▸ Saved entries:
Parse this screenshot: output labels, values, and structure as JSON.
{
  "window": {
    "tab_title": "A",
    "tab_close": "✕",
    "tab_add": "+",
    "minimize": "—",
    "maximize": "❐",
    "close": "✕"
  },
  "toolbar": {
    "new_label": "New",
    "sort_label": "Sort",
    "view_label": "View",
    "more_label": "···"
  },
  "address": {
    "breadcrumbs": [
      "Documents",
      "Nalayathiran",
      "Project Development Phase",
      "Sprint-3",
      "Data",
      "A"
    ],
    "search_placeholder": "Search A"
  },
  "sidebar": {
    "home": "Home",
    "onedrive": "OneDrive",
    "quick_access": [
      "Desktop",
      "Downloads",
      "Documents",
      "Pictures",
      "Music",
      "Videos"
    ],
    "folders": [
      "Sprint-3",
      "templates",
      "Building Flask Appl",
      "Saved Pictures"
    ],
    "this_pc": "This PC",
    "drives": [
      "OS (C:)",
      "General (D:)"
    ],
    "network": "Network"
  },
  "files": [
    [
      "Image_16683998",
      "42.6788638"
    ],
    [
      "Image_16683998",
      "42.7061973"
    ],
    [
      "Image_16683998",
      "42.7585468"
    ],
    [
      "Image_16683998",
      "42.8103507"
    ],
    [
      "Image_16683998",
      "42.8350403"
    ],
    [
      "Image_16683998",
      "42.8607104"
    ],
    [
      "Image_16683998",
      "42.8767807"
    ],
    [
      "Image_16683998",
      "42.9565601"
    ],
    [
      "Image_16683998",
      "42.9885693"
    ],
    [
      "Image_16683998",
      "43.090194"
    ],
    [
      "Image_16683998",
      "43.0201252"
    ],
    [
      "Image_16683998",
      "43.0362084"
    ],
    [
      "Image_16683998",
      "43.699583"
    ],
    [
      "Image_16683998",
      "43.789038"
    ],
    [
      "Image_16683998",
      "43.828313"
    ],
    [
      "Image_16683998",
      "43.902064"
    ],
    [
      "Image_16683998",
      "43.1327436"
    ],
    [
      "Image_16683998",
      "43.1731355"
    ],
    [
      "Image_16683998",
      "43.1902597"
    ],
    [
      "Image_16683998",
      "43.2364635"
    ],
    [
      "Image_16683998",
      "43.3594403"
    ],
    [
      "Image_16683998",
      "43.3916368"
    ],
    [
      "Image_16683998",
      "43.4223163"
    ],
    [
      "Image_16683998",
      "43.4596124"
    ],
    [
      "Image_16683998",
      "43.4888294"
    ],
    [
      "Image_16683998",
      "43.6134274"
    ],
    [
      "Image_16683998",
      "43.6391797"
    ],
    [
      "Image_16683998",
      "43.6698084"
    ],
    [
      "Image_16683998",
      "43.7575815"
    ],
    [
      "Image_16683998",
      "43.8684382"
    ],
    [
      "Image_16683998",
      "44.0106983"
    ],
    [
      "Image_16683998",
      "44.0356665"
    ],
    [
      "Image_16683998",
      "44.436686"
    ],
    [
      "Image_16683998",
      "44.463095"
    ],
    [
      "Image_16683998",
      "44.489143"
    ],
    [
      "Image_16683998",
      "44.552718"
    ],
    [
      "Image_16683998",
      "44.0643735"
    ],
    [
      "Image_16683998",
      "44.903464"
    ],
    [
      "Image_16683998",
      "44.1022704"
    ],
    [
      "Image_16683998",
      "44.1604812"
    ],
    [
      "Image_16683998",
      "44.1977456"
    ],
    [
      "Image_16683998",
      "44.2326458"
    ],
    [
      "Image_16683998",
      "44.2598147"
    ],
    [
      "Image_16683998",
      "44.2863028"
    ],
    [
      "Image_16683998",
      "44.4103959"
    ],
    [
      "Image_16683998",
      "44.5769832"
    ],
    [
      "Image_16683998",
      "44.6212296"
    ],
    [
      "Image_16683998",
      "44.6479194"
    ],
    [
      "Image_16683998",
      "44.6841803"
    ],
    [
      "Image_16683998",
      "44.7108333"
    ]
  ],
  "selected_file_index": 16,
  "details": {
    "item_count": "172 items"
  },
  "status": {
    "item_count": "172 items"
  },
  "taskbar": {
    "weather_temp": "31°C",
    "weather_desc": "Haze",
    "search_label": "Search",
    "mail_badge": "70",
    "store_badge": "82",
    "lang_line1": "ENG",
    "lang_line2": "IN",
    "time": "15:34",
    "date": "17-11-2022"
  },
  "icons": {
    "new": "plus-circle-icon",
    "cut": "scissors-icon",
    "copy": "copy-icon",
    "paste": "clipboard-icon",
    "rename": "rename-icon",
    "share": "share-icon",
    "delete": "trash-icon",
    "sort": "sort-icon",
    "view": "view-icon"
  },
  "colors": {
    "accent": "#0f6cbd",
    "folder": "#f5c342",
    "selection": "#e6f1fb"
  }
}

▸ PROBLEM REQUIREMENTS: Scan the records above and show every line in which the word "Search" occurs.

▸ EXPECTED OUTPUT:
    "search_placeholder": "Search A"
    "search_label": "Search",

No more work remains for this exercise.